* Problem details: Locate each line in the records containing "JSON". Copy it.

═══ Input data

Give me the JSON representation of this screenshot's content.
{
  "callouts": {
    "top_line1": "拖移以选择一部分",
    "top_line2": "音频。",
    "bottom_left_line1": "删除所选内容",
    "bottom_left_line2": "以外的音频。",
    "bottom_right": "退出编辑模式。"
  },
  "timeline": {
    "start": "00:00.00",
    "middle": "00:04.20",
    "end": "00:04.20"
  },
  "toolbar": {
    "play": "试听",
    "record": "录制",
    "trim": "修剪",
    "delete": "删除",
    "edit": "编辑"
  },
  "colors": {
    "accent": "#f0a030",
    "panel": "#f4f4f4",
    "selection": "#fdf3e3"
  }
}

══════
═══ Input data

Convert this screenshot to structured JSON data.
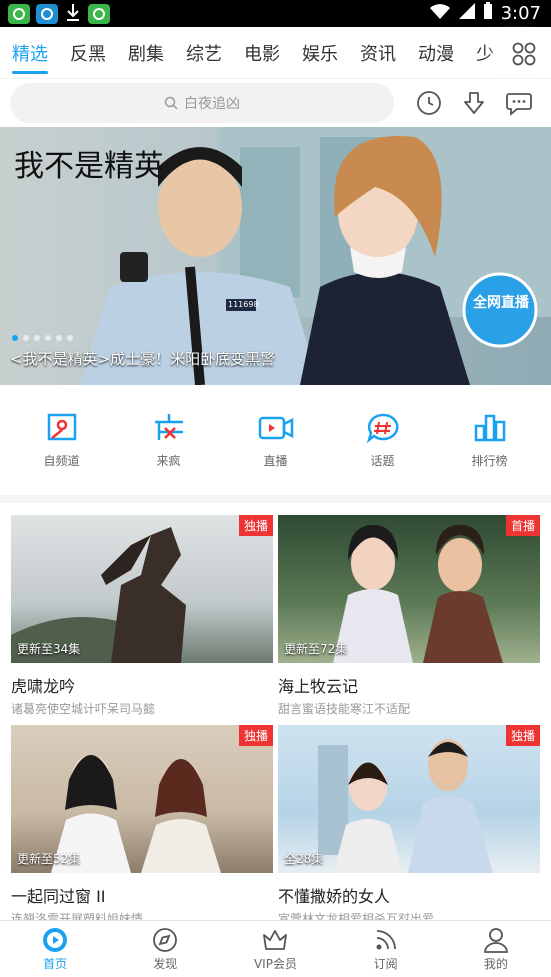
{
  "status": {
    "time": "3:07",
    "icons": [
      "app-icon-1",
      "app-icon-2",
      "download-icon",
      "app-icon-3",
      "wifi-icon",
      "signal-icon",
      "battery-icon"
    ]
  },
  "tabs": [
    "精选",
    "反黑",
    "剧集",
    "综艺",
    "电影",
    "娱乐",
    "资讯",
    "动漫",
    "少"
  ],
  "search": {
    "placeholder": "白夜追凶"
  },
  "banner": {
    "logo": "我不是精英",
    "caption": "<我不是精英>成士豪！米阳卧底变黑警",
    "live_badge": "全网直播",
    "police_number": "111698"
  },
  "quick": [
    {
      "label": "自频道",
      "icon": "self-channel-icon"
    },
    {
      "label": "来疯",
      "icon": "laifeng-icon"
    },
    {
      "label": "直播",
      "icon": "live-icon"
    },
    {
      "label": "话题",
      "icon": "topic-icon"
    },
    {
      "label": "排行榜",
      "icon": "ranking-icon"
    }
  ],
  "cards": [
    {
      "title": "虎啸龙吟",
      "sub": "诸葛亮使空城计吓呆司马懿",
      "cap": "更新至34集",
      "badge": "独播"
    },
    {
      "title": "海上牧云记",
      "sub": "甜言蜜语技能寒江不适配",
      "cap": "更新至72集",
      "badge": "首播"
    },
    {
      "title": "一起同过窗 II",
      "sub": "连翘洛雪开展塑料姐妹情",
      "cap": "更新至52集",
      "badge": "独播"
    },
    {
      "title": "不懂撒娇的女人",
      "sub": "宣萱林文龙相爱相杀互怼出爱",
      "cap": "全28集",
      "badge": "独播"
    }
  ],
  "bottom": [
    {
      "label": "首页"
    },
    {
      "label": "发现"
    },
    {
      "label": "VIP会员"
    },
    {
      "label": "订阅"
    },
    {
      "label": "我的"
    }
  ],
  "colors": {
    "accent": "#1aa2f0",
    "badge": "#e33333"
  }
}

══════

* Output for this exercise:
Give me the JSON representation of this screenshot's content.
Convert this screenshot to structured JSON data.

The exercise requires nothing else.